Not surprisingly, I knew I was hallucinating, but I panicked that my brain wasn’t returning to normal. I wanted to talk to a mutated nurse, but she was scared too.
Paranoia got worse when another nurse tried to wash my cannula. I saw her shake the syringe and fill it with bubbles. “I’m looking at things. She didn’t just do that,” I told myself.
But then the injection caused a burning pain in the back of my hand, so I wondered if she actually had it. It turns out that the cannula is “organized”. This hopes that no one reading this needs to experience it.
Later, the surgeon explained that my hallucinations and paranoia were the effects of ketamine given as part of anesthesia.
The bad trip lasted all night, but after a few hours it got better (I wasn’t as scared as all the walls were moving when I realized that the bed wasn’t actually eating me).
I was desperate to sleep, but had to wake up every 15 minutes to make sure the blood was circulating through the new breast tissue.
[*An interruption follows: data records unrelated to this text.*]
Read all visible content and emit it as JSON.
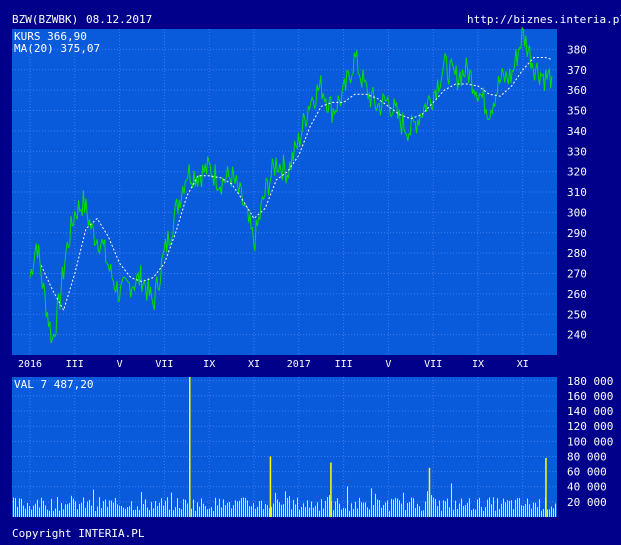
{
  "header": {
    "ticker": "BZW(BZWBK)",
    "date": "08.12.2017",
    "source": "http://biznes.interia.pl"
  },
  "footer": {
    "copyright": "Copyright INTERIA.PL"
  },
  "colors": {
    "background": "#00008b",
    "plot": "#0a5adc",
    "grid": "#3b7cf0",
    "price": "#00e000",
    "ma": "#ffffff",
    "volume": "#ffff00",
    "legend_price": "#00ff00",
    "legend_text": "#ffffff"
  },
  "chart_data": [
    {
      "type": "line",
      "legend": {
        "price": "KURS 366,90",
        "ma": "MA(20) 375,07"
      },
      "ylim": [
        230,
        390
      ],
      "yticks": [
        "240",
        "250",
        "260",
        "270",
        "280",
        "290",
        "300",
        "310",
        "320",
        "330",
        "340",
        "350",
        "360",
        "370",
        "380"
      ],
      "xticks": [
        "2016",
        "III",
        "V",
        "VII",
        "IX",
        "XI",
        "2017",
        "III",
        "V",
        "VII",
        "IX",
        "XI"
      ],
      "series": [
        {
          "name": "KURS",
          "x_month": [
            0,
            0.3,
            0.6,
            1.0,
            1.3,
            1.6,
            2.0,
            2.4,
            2.8,
            3.2,
            3.6,
            4.0,
            4.5,
            5.0,
            5.5,
            6.0,
            6.5,
            7.0,
            7.5,
            8.0,
            8.5,
            9.0,
            9.5,
            10.0,
            10.5,
            11.0,
            11.5,
            12.0,
            12.5,
            13.0,
            13.5,
            14.0,
            14.5,
            15.0,
            15.5,
            16.0,
            16.5,
            17.0,
            17.5,
            18.0,
            18.5,
            19.0,
            19.5,
            20.0,
            20.5,
            21.0,
            21.5,
            22.0,
            22.5,
            23.0,
            23.3
          ],
          "values": [
            268,
            286,
            262,
            237,
            255,
            280,
            300,
            305,
            290,
            285,
            270,
            260,
            265,
            268,
            255,
            280,
            300,
            320,
            318,
            322,
            315,
            318,
            305,
            285,
            310,
            325,
            320,
            335,
            355,
            362,
            350,
            358,
            376,
            360,
            352,
            355,
            345,
            340,
            350,
            358,
            372,
            366,
            370,
            360,
            350,
            365,
            367,
            388,
            372,
            366,
            366.9
          ]
        },
        {
          "name": "MA(20)",
          "x_month": [
            0.5,
            1.0,
            1.5,
            2.0,
            2.5,
            3.0,
            3.5,
            4.0,
            4.5,
            5.0,
            5.5,
            6.0,
            6.5,
            7.0,
            7.5,
            8.0,
            8.5,
            9.0,
            9.5,
            10.0,
            10.5,
            11.0,
            11.5,
            12.0,
            12.5,
            13.0,
            13.5,
            14.0,
            14.5,
            15.0,
            15.5,
            16.0,
            16.5,
            17.0,
            17.5,
            18.0,
            18.5,
            19.0,
            19.5,
            20.0,
            20.5,
            21.0,
            21.5,
            22.0,
            22.5,
            23.0,
            23.3
          ],
          "values": [
            274,
            262,
            252,
            270,
            292,
            297,
            288,
            275,
            268,
            266,
            268,
            275,
            290,
            308,
            318,
            318,
            317,
            314,
            306,
            297,
            302,
            316,
            320,
            328,
            342,
            352,
            354,
            354,
            358,
            358,
            356,
            352,
            348,
            346,
            348,
            354,
            360,
            363,
            363,
            362,
            358,
            357,
            362,
            370,
            376,
            376,
            375.07
          ]
        }
      ]
    },
    {
      "type": "bar",
      "legend": "VAL 7 487,20",
      "ylim": [
        0,
        185000
      ],
      "yticks": [
        "20 000",
        "40 000",
        "60 000",
        "80 000",
        "100 000",
        "120 000",
        "140 000",
        "160 000",
        "180 000"
      ],
      "series": [
        {
          "name": "VAL",
          "spikes_month": [
            7.1,
            10.7,
            13.4,
            17.8,
            23.0
          ],
          "spike_values": [
            185000,
            80000,
            72000,
            65000,
            78000
          ]
        }
      ]
    }
  ]
}
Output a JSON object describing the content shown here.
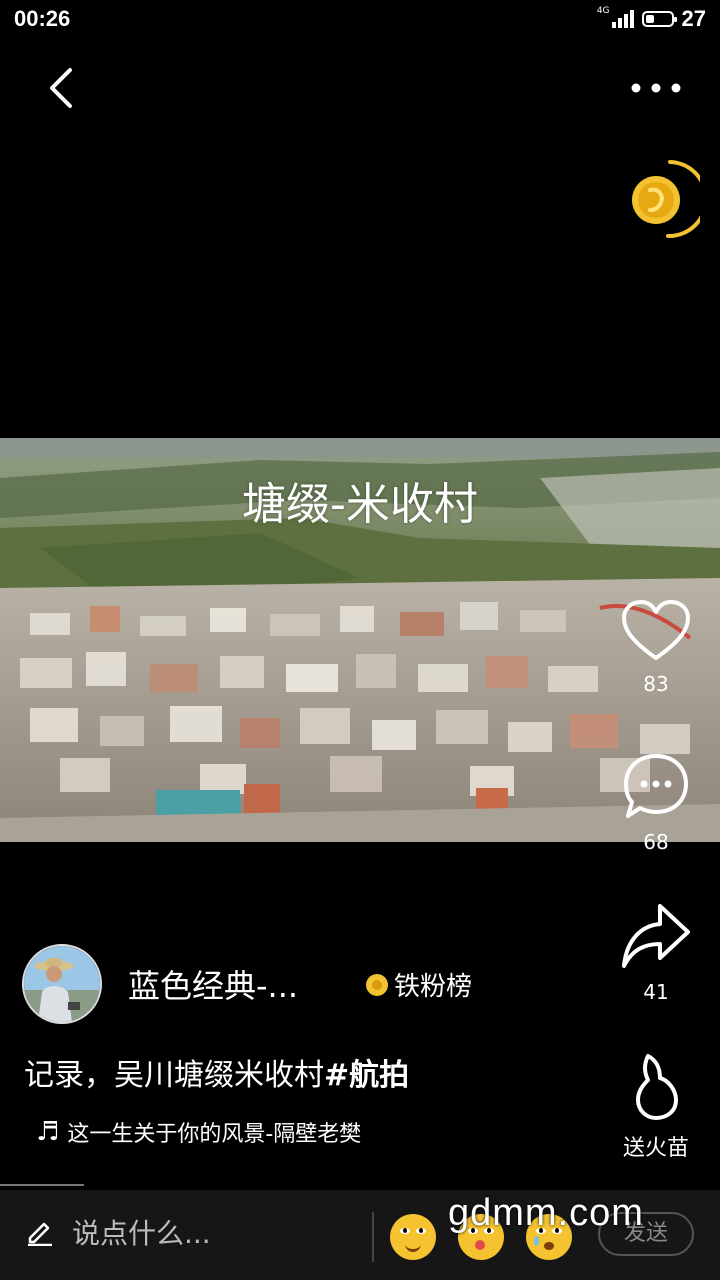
{
  "status_bar": {
    "time": "00:26",
    "network_label": "4G",
    "battery_level": "27"
  },
  "video": {
    "title": "塘缀-米收村"
  },
  "actions": {
    "like_count": "83",
    "comment_count": "68",
    "share_count": "41",
    "gift_label": "送火苗"
  },
  "author": {
    "name": "蓝色经典-...",
    "fans_rank_label": "铁粉榜"
  },
  "caption": {
    "text": "记录，吴川塘缀米收村",
    "hashtag": "#航拍"
  },
  "music": {
    "title": "这一生关于你的风景-隔壁老樊"
  },
  "comment_bar": {
    "placeholder": "说点什么...",
    "send_label": "发送"
  },
  "watermark": "gdmm.com",
  "colors": {
    "background": "#000000",
    "coin": "#f2c230",
    "bottom_bar": "#161616"
  }
}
A circular skin patch was sewn on the tummy where the nipple was, and I couldn’t see the injured right chest.
When the nurse checked with Doppler to hear my heartbeat through the new breast tissue, I turned my back and told him to make sure that the skin bounced in a way that meant it was all functioning. ..
The 15-minute check was done 24 hours a day, followed by every 30 minutes for the next two days. The fourth day was every hour.
I was desperate to leave the hospital – suffering from sleep deprivation and losing my children in an unexpected urgency.
I broke down when the nurse brought in the nice food that Jonathan left at the entrance and the pictures that the children drew.
It was a combination of gratitude and injustice frustration that I wasn’t allowed to see my double jab husband while outsiders were breathing each other in pubs and Wembley for the Euro. ..
The nurse was very kind, but very busy and did not always come when I pressed the buzzer. Sometimes I put it out of reach of the buzzer and it was very painful when I wanted to inform the catheter. The bag was full and backed up (sorry, too much information? It’s hard to know any more because there is little personal dignity left).
After all, I was hospitalized for 5 days. I was very happy to go home and felt like a new person after sleeping overnight in my bed. After 10 weeks, the wound healed, but the reconstructed breast is still barely visible.
The next step is to make a nipple. It involves two small steps and a tattoo. Hopefully it will make me feel a little more like my old self.
Breast cancer is the most common cancer in the UK, with 55,200 new cases each year. One in eight women in the UK is diagnosed with it.
Being part of such a large community has something to be terribly reassuring. Social media, especially Instagram, is a great source of support and that’s where I gathered a lot of tips before surgery.
What is the best advice I have been given? Buy a super long lasting phone charger. Ask your friends to bring you some nice food (the hospital meal didn’t exceed my expectations). And when you’re trapped under a sweaty heated blanket, facial splits are a godsend.
Nobody told me this, but I wish they had: If they give you ketamine and you’re on a bad trip, stay calm-the bed actually gives you I haven’t eaten. (If that happens to you, I hope a nurse or anesthesiologist will hold your hand and remind you to breathe, saying it’s all okay. Someone I If you did it for, it would have created a world of difference.)
The whole experience of being chopped and undone and very lonely and vulnerable in the hospital was not a bad thing, but very conscious of my death.
We make thousands of small decisions every day. In the past, my choices about what to buy, what to eat, or how to spend time were often based on vanity and anxiety. Do not take risks or enjoy a particular experience to worry about the future or the thoughts of others.
That doesn’t mean I’m not thinking about the future. Now I’m all about longevity. I want to be with my kids, and ideally for them, as long as possible, so I eat well, exercise, avoid stress, and get enough sleep. I just do it in a relaxed way. There, I agree with more and do my best to enjoy every moment.
Now that I am keenly aware that we live only once, many of us are not as long as we think.